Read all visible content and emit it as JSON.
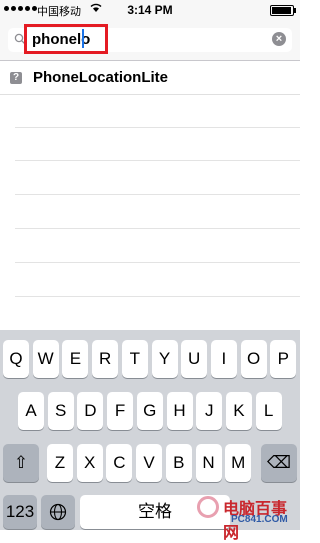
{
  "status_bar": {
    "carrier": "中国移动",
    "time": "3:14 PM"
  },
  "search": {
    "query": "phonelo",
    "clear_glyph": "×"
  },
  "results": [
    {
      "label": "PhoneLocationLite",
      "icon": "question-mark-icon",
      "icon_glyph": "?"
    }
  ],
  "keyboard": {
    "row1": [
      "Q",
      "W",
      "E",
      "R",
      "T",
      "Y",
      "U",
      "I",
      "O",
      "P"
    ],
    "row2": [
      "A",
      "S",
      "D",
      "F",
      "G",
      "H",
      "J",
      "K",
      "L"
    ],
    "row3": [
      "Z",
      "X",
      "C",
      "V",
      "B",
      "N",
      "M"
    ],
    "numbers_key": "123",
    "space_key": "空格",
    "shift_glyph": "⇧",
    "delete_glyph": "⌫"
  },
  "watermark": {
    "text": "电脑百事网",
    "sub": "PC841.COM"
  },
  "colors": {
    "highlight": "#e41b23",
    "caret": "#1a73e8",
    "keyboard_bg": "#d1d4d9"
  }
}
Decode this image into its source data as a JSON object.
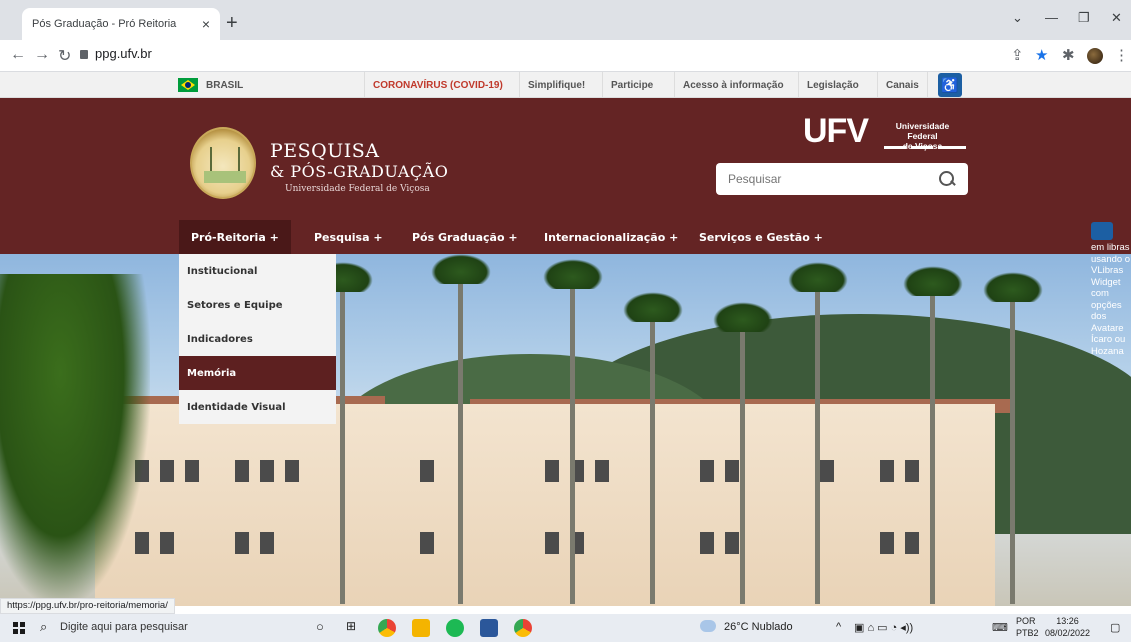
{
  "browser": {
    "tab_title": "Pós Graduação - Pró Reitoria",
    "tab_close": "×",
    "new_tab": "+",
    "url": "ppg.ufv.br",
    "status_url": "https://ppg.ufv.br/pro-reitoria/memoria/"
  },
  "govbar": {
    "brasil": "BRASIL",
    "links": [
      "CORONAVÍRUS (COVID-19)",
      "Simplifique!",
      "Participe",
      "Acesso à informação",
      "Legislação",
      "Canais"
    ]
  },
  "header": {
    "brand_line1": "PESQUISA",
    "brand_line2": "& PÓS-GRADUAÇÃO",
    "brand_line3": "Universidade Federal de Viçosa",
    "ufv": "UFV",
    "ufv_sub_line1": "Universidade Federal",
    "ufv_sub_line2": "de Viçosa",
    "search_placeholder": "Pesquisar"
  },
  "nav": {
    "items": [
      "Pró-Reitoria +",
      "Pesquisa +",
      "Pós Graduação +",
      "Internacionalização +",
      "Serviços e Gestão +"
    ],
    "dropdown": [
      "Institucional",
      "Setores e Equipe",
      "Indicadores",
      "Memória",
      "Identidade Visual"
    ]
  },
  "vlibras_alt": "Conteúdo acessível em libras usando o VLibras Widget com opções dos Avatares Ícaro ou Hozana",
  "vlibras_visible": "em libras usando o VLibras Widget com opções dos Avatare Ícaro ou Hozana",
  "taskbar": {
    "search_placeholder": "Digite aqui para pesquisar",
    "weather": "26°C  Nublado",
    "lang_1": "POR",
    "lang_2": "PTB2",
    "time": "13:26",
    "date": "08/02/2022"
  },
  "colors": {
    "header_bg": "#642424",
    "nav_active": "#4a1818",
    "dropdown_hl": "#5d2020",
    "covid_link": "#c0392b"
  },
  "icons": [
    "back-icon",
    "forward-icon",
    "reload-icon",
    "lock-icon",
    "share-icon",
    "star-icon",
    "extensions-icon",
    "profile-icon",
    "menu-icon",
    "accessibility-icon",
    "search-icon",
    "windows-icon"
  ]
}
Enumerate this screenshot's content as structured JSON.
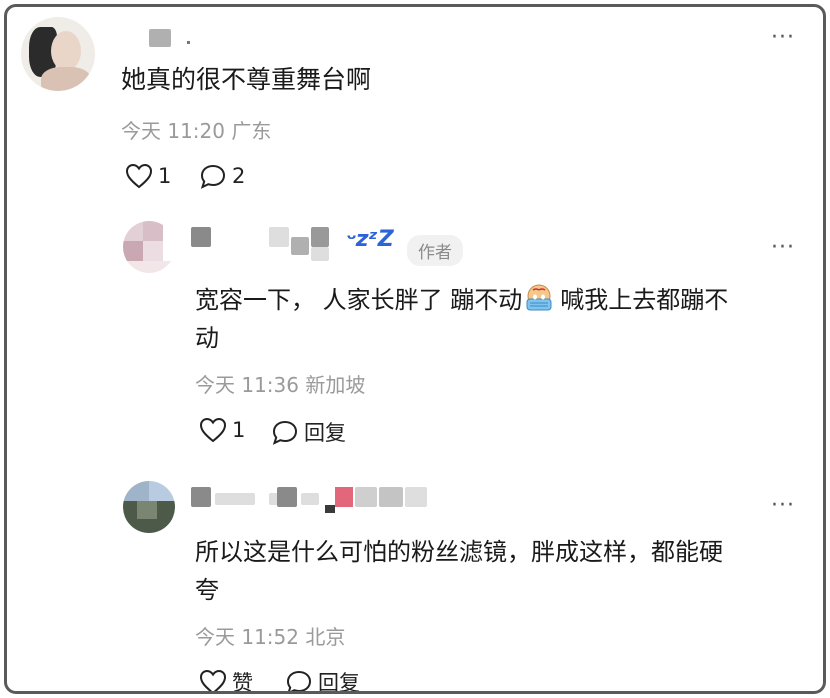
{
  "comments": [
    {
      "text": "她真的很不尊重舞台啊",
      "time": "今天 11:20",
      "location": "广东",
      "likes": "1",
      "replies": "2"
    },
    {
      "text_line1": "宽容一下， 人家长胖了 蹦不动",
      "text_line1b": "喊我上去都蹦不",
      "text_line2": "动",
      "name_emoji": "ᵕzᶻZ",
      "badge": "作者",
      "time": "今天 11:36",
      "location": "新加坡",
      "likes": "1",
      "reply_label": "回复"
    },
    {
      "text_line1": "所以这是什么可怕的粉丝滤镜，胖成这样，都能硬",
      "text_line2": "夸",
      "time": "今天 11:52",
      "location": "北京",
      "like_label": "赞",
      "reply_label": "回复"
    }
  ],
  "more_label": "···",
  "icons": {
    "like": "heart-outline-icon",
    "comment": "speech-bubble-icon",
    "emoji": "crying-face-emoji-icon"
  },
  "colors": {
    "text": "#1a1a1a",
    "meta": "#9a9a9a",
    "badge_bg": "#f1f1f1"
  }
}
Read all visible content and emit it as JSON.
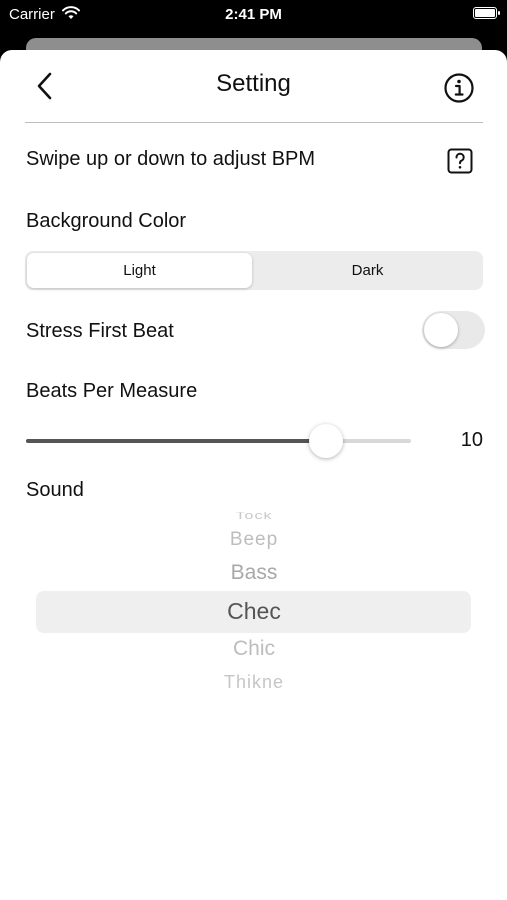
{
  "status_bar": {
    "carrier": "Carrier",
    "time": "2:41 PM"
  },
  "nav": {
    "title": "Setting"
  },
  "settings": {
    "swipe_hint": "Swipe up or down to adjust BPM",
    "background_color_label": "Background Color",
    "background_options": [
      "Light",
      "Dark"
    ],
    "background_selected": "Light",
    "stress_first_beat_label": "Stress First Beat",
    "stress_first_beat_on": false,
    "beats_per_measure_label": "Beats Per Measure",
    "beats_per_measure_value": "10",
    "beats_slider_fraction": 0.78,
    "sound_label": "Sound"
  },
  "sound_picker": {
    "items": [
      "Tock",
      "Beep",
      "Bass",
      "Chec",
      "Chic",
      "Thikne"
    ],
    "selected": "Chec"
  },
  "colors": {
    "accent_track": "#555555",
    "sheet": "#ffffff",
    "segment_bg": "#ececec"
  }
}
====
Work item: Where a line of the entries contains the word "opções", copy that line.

Solution for this problem:
  "vlibras_alt": "Conteúdo acessível em libras usando o VLibras Widget com opções dos Avatares Ícaro ou Hozana",
  "vlibras_visible": "em libras usando o VLibras Widget com opções dos Avatare Ícaro ou Hozana",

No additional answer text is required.